── EXCERPTED RECORDS

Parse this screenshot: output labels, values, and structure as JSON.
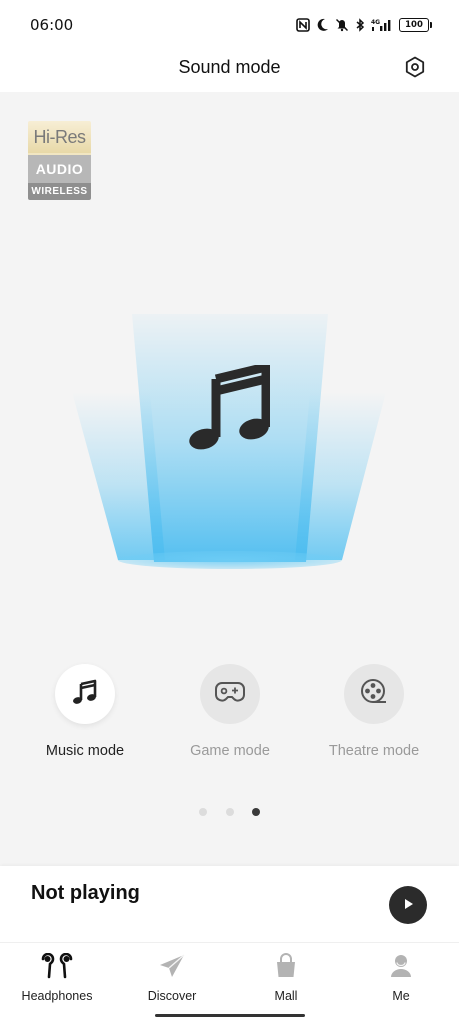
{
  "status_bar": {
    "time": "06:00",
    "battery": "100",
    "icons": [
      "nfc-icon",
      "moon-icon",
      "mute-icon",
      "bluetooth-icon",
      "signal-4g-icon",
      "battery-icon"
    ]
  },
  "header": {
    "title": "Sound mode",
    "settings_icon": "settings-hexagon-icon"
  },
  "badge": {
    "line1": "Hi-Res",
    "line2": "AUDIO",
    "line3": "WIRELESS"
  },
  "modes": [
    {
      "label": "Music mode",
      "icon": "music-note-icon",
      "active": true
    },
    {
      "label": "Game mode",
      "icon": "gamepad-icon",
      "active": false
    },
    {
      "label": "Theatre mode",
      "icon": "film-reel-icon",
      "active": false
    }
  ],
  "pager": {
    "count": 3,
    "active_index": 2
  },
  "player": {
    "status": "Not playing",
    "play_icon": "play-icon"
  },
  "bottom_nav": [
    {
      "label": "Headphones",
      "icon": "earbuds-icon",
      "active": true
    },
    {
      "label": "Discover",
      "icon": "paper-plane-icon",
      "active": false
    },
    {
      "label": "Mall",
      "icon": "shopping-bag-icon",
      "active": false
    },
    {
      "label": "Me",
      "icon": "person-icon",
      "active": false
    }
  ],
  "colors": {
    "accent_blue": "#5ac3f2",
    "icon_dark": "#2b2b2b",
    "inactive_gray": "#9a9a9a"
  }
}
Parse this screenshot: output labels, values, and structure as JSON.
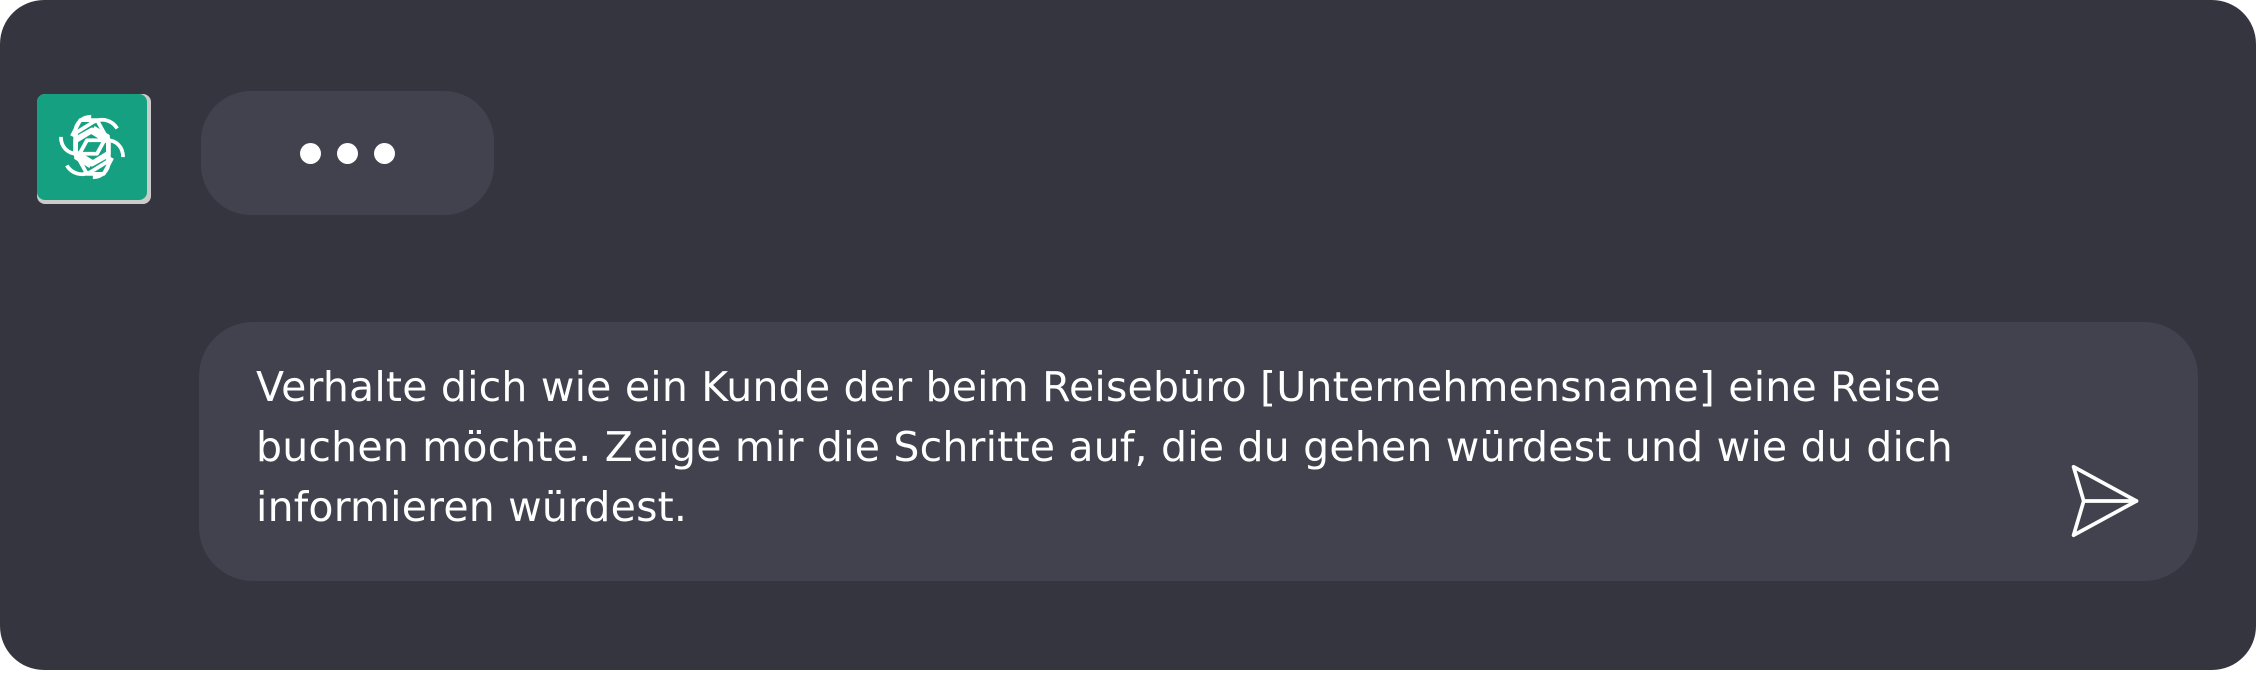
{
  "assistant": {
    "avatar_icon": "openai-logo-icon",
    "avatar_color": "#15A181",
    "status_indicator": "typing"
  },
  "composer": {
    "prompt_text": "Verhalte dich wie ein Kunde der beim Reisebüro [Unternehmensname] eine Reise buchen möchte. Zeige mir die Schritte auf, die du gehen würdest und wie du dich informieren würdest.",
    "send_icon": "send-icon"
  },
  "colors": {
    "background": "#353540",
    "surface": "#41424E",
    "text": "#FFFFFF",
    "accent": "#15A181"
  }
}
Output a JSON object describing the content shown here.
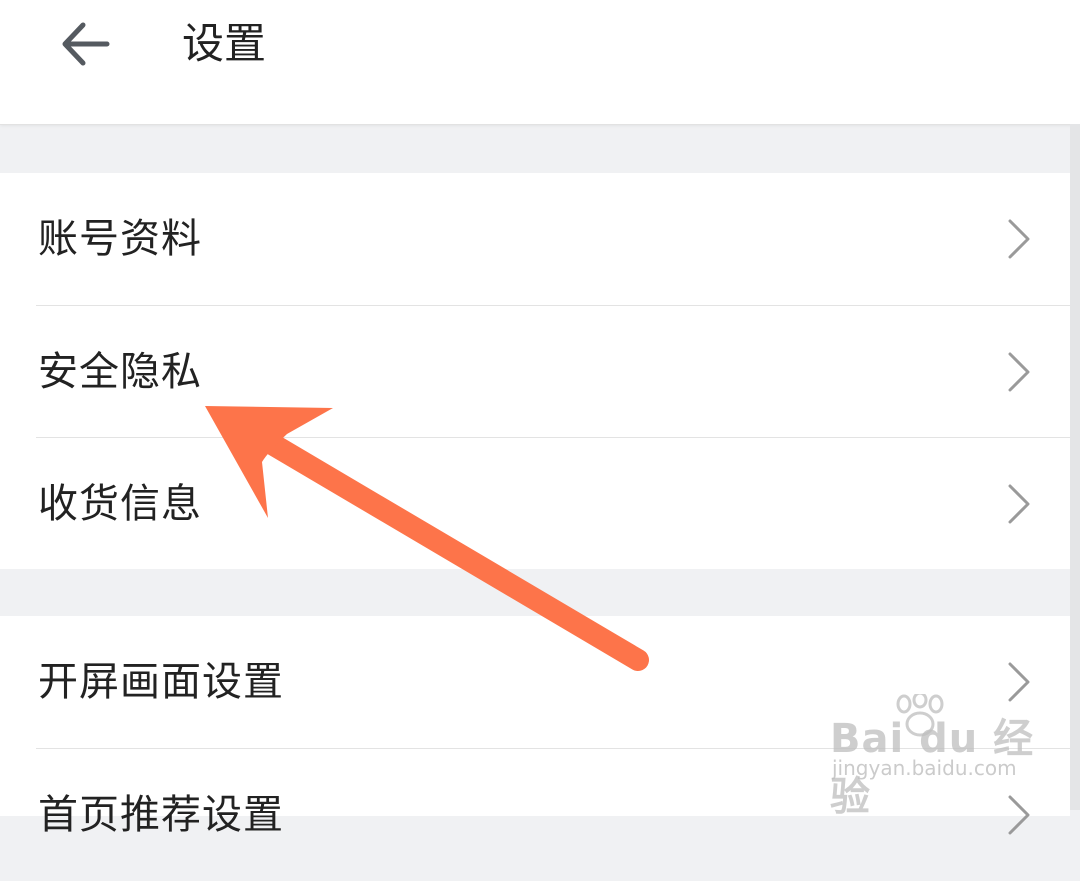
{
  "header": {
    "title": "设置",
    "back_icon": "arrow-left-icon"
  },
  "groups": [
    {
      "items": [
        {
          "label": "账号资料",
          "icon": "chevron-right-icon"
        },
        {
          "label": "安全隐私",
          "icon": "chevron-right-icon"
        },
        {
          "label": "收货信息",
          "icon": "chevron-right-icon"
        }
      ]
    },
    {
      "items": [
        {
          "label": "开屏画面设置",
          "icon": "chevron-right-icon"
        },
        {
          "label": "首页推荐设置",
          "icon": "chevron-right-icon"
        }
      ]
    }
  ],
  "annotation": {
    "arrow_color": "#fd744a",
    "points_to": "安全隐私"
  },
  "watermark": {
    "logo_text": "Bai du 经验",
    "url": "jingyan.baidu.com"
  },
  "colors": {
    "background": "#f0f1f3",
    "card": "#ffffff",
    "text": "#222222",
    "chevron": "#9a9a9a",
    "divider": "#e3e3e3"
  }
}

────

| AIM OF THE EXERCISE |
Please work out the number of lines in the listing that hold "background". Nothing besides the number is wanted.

| SOLUTION BELOW |
2